SUPPLIED RECORDS:
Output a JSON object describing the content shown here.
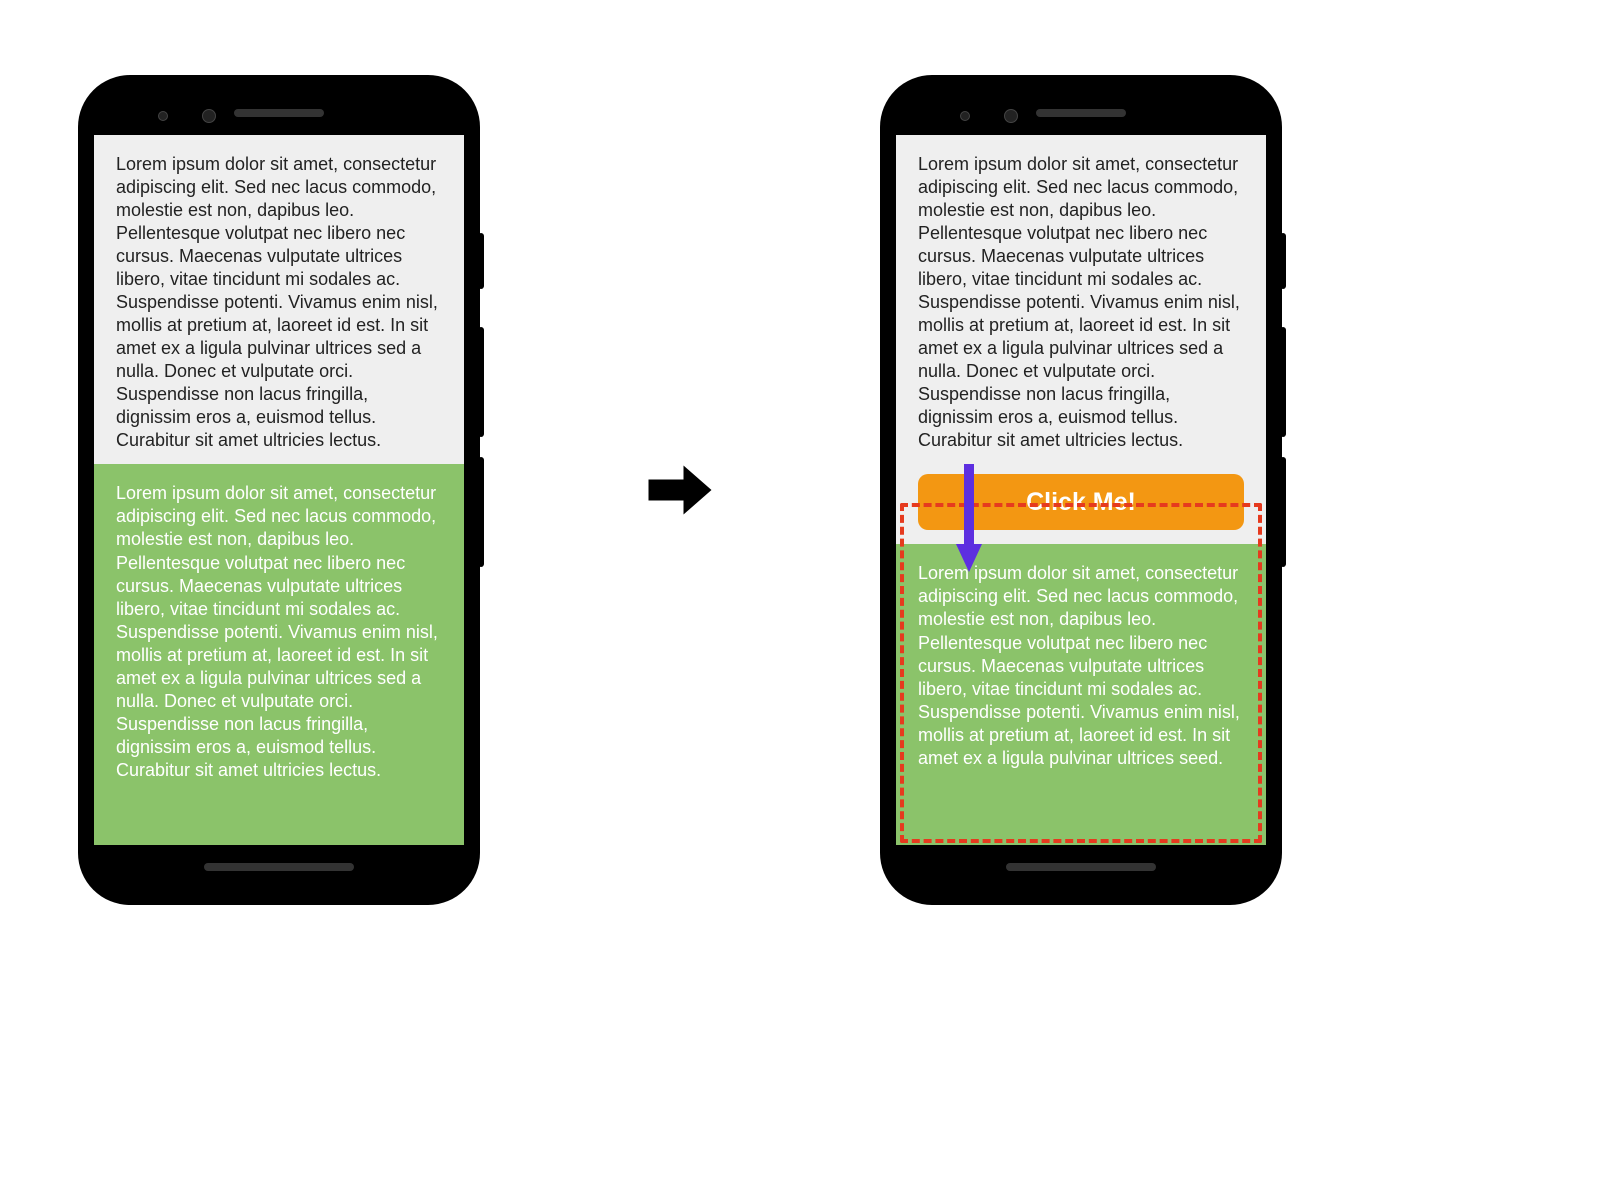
{
  "colors": {
    "phone_frame": "#000000",
    "screen_bg": "#efefef",
    "green_block": "#8bc36a",
    "button_bg": "#f39712",
    "dashed_border": "#e63a1e",
    "down_arrow": "#5d2fe0",
    "transition_arrow": "#000000"
  },
  "left_phone": {
    "top_text": "Lorem ipsum dolor sit amet, consectetur adipiscing elit. Sed nec lacus commodo, molestie est non, dapibus leo. Pellentesque volutpat nec libero nec cursus. Maecenas vulputate ultrices libero, vitae tincidunt mi sodales ac. Suspendisse potenti. Vivamus enim nisl, mollis at pretium at, laoreet id est. In sit amet ex a ligula pulvinar ultrices sed a nulla. Donec et vulputate orci. Suspendisse non lacus fringilla, dignissim eros a, euismod tellus. Curabitur sit amet ultricies lectus.",
    "green_text": "Lorem ipsum dolor sit amet, consectetur adipiscing elit. Sed nec lacus commodo, molestie est non, dapibus leo. Pellentesque volutpat nec libero nec cursus. Maecenas vulputate ultrices libero, vitae tincidunt mi sodales ac. Suspendisse potenti. Vivamus enim nisl, mollis at pretium at, laoreet id est. In sit amet ex a ligula pulvinar ultrices sed a nulla. Donec et vulputate orci. Suspendisse non lacus fringilla, dignissim eros a, euismod tellus. Curabitur sit amet ultricies lectus."
  },
  "right_phone": {
    "top_text": "Lorem ipsum dolor sit amet, consectetur adipiscing elit. Sed nec lacus commodo, molestie est non, dapibus leo. Pellentesque volutpat nec libero nec cursus. Maecenas vulputate ultrices libero, vitae tincidunt mi sodales ac. Suspendisse potenti. Vivamus enim nisl, mollis at pretium at, laoreet id est. In sit amet ex a ligula pulvinar ultrices sed a nulla. Donec et vulputate orci. Suspendisse non lacus fringilla, dignissim eros a, euismod tellus. Curabitur sit amet ultricies lectus.",
    "button_label": "Click Me!",
    "green_text": "Lorem ipsum dolor sit amet, consectetur adipiscing elit. Sed nec lacus commodo, molestie est non, dapibus leo. Pellentesque volutpat nec libero nec cursus. Maecenas vulputate ultrices libero, vitae tincidunt mi sodales ac. Suspendisse potenti. Vivamus enim nisl, mollis at pretium at, laoreet id est. In sit amet ex a ligula pulvinar ultrices seed."
  }
}
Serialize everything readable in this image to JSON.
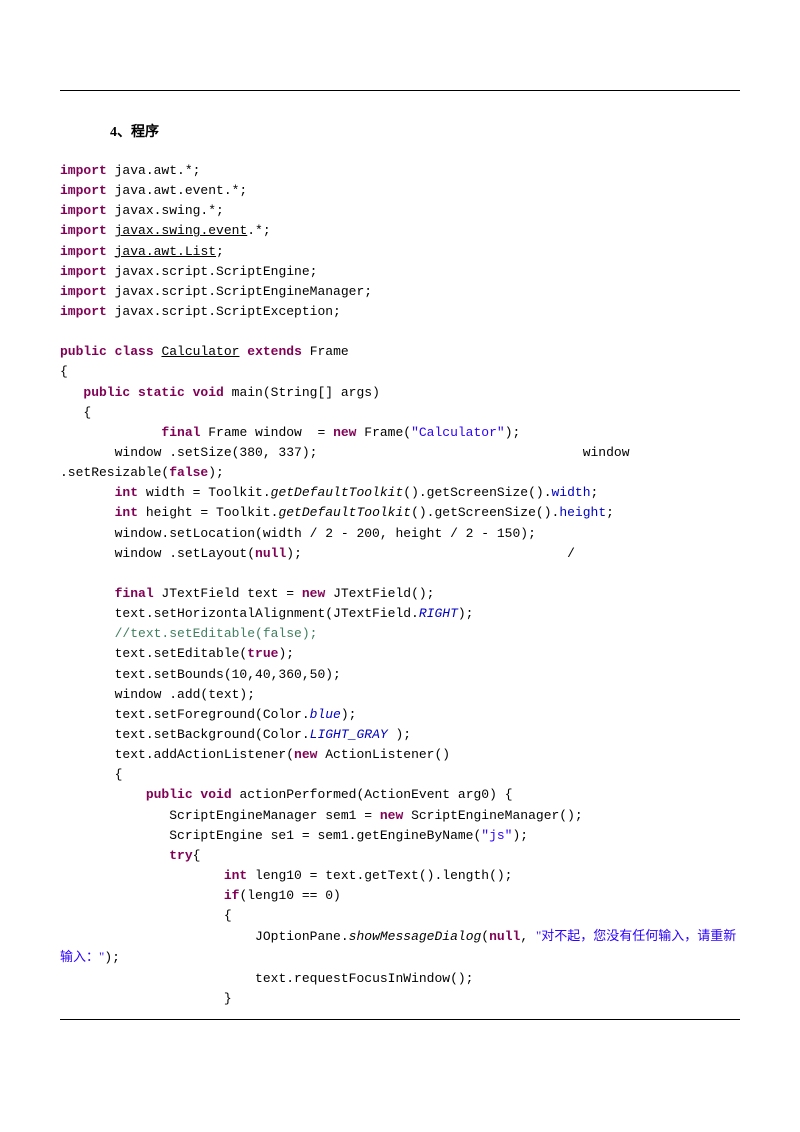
{
  "section_title": "4、程序",
  "code": {
    "l01": {
      "kw": "import",
      "rest": " java.awt.*;"
    },
    "l02": {
      "kw": "import",
      "rest": " java.awt.event.*;"
    },
    "l03": {
      "kw": "import",
      "rest": " javax.swing.*;"
    },
    "l04": {
      "kw": "import",
      "pkg": "javax.swing.event",
      "rest2": ".*;"
    },
    "l05": {
      "kw": "import",
      "pkg": "java.awt.List",
      "rest2": ";"
    },
    "l06": {
      "kw": "import",
      "rest": " javax.script.ScriptEngine;"
    },
    "l07": {
      "kw": "import",
      "rest": " javax.script.ScriptEngineManager;"
    },
    "l08": {
      "kw": "import",
      "rest": " javax.script.ScriptException;"
    },
    "l10": {
      "kw1": "public",
      "kw2": "class",
      "cls": "Calculator",
      "kw3": "extends",
      "sup": " Frame"
    },
    "l11": "{",
    "l12": {
      "ind": "   ",
      "kw": "public static void",
      "rest": " main(String[] args)"
    },
    "l13": "   {",
    "l14": {
      "ind": "             ",
      "kw1": "final",
      "t1": " Frame window  = ",
      "kw2": "new",
      "t2": " Frame(",
      "str": "\"Calculator\"",
      "t3": ");"
    },
    "l15a": "       window .setSize(380, 337);",
    "l15b": "window",
    "l16": {
      "a": ".setResizable(",
      "kw": "false",
      "b": ");"
    },
    "l17": {
      "ind": "       ",
      "kw": "int",
      "a": " width = Toolkit.",
      "m": "getDefaultToolkit",
      "b": "().getScreenSize().",
      "f": "width",
      "c": ";"
    },
    "l18": {
      "ind": "       ",
      "kw": "int",
      "a": " height = Toolkit.",
      "m": "getDefaultToolkit",
      "b": "().getScreenSize().",
      "f": "height",
      "c": ";"
    },
    "l19": "       window.setLocation(width / 2 - 200, height / 2 - 150);",
    "l20": {
      "a": "       window .setLayout(",
      "kw": "null",
      "b": ");",
      "pad": "                                  /"
    },
    "l22": {
      "ind": "       ",
      "kw1": "final",
      "a": " JTextField text = ",
      "kw2": "new",
      "b": " JTextField();"
    },
    "l23": {
      "a": "       text.setHorizontalAlignment(JTextField.",
      "f": "RIGHT",
      "b": ");"
    },
    "l24": {
      "com": "       //text.setEditable(false);"
    },
    "l25": {
      "a": "       text.setEditable(",
      "kw": "true",
      "b": ");"
    },
    "l26": "       text.setBounds(10,40,360,50);",
    "l27": "       window .add(text);",
    "l28": {
      "a": "       text.setForeground(Color.",
      "f": "blue",
      "b": ");"
    },
    "l29": {
      "a": "       text.setBackground(Color.",
      "f": "LIGHT_GRAY ",
      "b": ");"
    },
    "l30": {
      "a": "       text.addActionListener(",
      "kw": "new",
      "b": " ActionListener()"
    },
    "l31": "       {",
    "l32": {
      "ind": "           ",
      "kw": "public void",
      "a": " actionPerformed(ActionEvent arg0) {"
    },
    "l33": {
      "a": "              ScriptEngineManager sem1 = ",
      "kw": "new",
      "b": " ScriptEngineManager();"
    },
    "l34": {
      "a": "              ScriptEngine se1 = sem1.getEngineByName(",
      "str": "\"js\"",
      "b": ");"
    },
    "l35": {
      "ind": "              ",
      "kw": "try",
      "a": "{"
    },
    "l36": {
      "ind": "                     ",
      "kw": "int",
      "a": " leng10 = text.getText().length();"
    },
    "l37": {
      "ind": "                     ",
      "kw": "if",
      "a": "(leng10 == 0)"
    },
    "l38": "                     {",
    "l39": {
      "a": "                         JOptionPane.",
      "m": "showMessageDialog",
      "b": "(",
      "kw": "null",
      "c": ", ",
      "str": "\"对不起，您没有任何输入，请重新输入：\"",
      "d": ");"
    },
    "l40": "                         text.requestFocusInWindow();",
    "l41": "                     }"
  }
}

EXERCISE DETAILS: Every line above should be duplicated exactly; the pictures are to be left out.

THE COMPLETED TASK:
Output a JSON object describing the content shown here.
{
  "colors": {
    "phone_frame": "#000000",
    "screen_bg": "#efefef",
    "green_block": "#8bc36a",
    "button_bg": "#f39712",
    "dashed_border": "#e63a1e",
    "down_arrow": "#5d2fe0",
    "transition_arrow": "#000000"
  },
  "left_phone": {
    "top_text": "Lorem ipsum dolor sit amet, consectetur adipiscing elit. Sed nec lacus commodo, molestie est non, dapibus leo. Pellentesque volutpat nec libero nec cursus. Maecenas vulputate ultrices libero, vitae tincidunt mi sodales ac. Suspendisse potenti. Vivamus enim nisl, mollis at pretium at, laoreet id est. In sit amet ex a ligula pulvinar ultrices sed a nulla. Donec et vulputate orci. Suspendisse non lacus fringilla, dignissim eros a, euismod tellus. Curabitur sit amet ultricies lectus.",
    "green_text": "Lorem ipsum dolor sit amet, consectetur adipiscing elit. Sed nec lacus commodo, molestie est non, dapibus leo. Pellentesque volutpat nec libero nec cursus. Maecenas vulputate ultrices libero, vitae tincidunt mi sodales ac. Suspendisse potenti. Vivamus enim nisl, mollis at pretium at, laoreet id est. In sit amet ex a ligula pulvinar ultrices sed a nulla. Donec et vulputate orci. Suspendisse non lacus fringilla, dignissim eros a, euismod tellus. Curabitur sit amet ultricies lectus."
  },
  "right_phone": {
    "top_text": "Lorem ipsum dolor sit amet, consectetur adipiscing elit. Sed nec lacus commodo, molestie est non, dapibus leo. Pellentesque volutpat nec libero nec cursus. Maecenas vulputate ultrices libero, vitae tincidunt mi sodales ac. Suspendisse potenti. Vivamus enim nisl, mollis at pretium at, laoreet id est. In sit amet ex a ligula pulvinar ultrices sed a nulla. Donec et vulputate orci. Suspendisse non lacus fringilla, dignissim eros a, euismod tellus. Curabitur sit amet ultricies lectus.",
    "button_label": "Click Me!",
    "green_text": "Lorem ipsum dolor sit amet, consectetur adipiscing elit. Sed nec lacus commodo, molestie est non, dapibus leo. Pellentesque volutpat nec libero nec cursus. Maecenas vulputate ultrices libero, vitae tincidunt mi sodales ac. Suspendisse potenti. Vivamus enim nisl, mollis at pretium at, laoreet id est. In sit amet ex a ligula pulvinar ultrices seed."
  }
}
Serialize everything readable in this image to JSON.
{
  "section_title": "4、程序",
  "code": {
    "l01": {
      "kw": "import",
      "rest": " java.awt.*;"
    },
    "l02": {
      "kw": "import",
      "rest": " java.awt.event.*;"
    },
    "l03": {
      "kw": "import",
      "rest": " javax.swing.*;"
    },
    "l04": {
      "kw": "import",
      "pkg": "javax.swing.event",
      "rest2": ".*;"
    },
    "l05": {
      "kw": "import",
      "pkg": "java.awt.List",
      "rest2": ";"
    },
    "l06": {
      "kw": "import",
      "rest": " javax.script.ScriptEngine;"
    },
    "l07": {
      "kw": "import",
      "rest": " javax.script.ScriptEngineManager;"
    },
    "l08": {
      "kw": "import",
      "rest": " javax.script.ScriptException;"
    },
    "l10": {
      "kw1": "public",
      "kw2": "class",
      "cls": "Calculator",
      "kw3": "extends",
      "sup": " Frame"
    },
    "l11": "{",
    "l12": {
      "ind": "   ",
      "kw": "public static void",
      "rest": " main(String[] args)"
    },
    "l13": "   {",
    "l14": {
      "ind": "             ",
      "kw1": "final",
      "t1": " Frame window  = ",
      "kw2": "new",
      "t2": " Frame(",
      "str": "\"Calculator\"",
      "t3": ");"
    },
    "l15a": "       window .setSize(380, 337);",
    "l15b": "window",
    "l16": {
      "a": ".setResizable(",
      "kw": "false",
      "b": ");"
    },
    "l17": {
      "ind": "       ",
      "kw": "int",
      "a": " width = Toolkit.",
      "m": "getDefaultToolkit",
      "b": "().getScreenSize().",
      "f": "width",
      "c": ";"
    },
    "l18": {
      "ind": "       ",
      "kw": "int",
      "a": " height = Toolkit.",
      "m": "getDefaultToolkit",
      "b": "().getScreenSize().",
      "f": "height",
      "c": ";"
    },
    "l19": "       window.setLocation(width / 2 - 200, height / 2 - 150);",
    "l20": {
      "a": "       window .setLayout(",
      "kw": "null",
      "b": ");",
      "pad": "                                  /"
    },
    "l22": {
      "ind": "       ",
      "kw1": "final",
      "a": " JTextField text = ",
      "kw2": "new",
      "b": " JTextField();"
    },
    "l23": {
      "a": "       text.setHorizontalAlignment(JTextField.",
      "f": "RIGHT",
      "b": ");"
    },
    "l24": {
      "com": "       //text.setEditable(false);"
    },
    "l25": {
      "a": "       text.setEditable(",
      "kw": "true",
      "b": ");"
    },
    "l26": "       text.setBounds(10,40,360,50);",
    "l27": "       window .add(text);",
    "l28": {
      "a": "       text.setForeground(Color.",
      "f": "blue",
      "b": ");"
    },
    "l29": {
      "a": "       text.setBackground(Color.",
      "f": "LIGHT_GRAY ",
      "b": ");"
    },
    "l30": {
      "a": "       text.addActionListener(",
      "kw": "new",
      "b": " ActionListener()"
    },
    "l31": "       {",
    "l32": {
      "ind": "           ",
      "kw": "public void",
      "a": " actionPerformed(ActionEvent arg0) {"
    },
    "l33": {
      "a": "              ScriptEngineManager sem1 = ",
      "kw": "new",
      "b": " ScriptEngineManager();"
    },
    "l34": {
      "a": "              ScriptEngine se1 = sem1.getEngineByName(",
      "str": "\"js\"",
      "b": ");"
    },
    "l35": {
      "ind": "              ",
      "kw": "try",
      "a": "{"
    },
    "l36": {
      "ind": "                     ",
      "kw": "int",
      "a": " leng10 = text.getText().length();"
    },
    "l37": {
      "ind": "                     ",
      "kw": "if",
      "a": "(leng10 == 0)"
    },
    "l38": "                     {",
    "l39": {
      "a": "                         JOptionPane.",
      "m": "showMessageDialog",
      "b": "(",
      "kw": "null",
      "c": ", ",
      "str": "\"对不起，您没有任何输入，请重新输入：\"",
      "d": ");"
    },
    "l40": "                         text.requestFocusInWindow();",
    "l41": "                     }"
  }
}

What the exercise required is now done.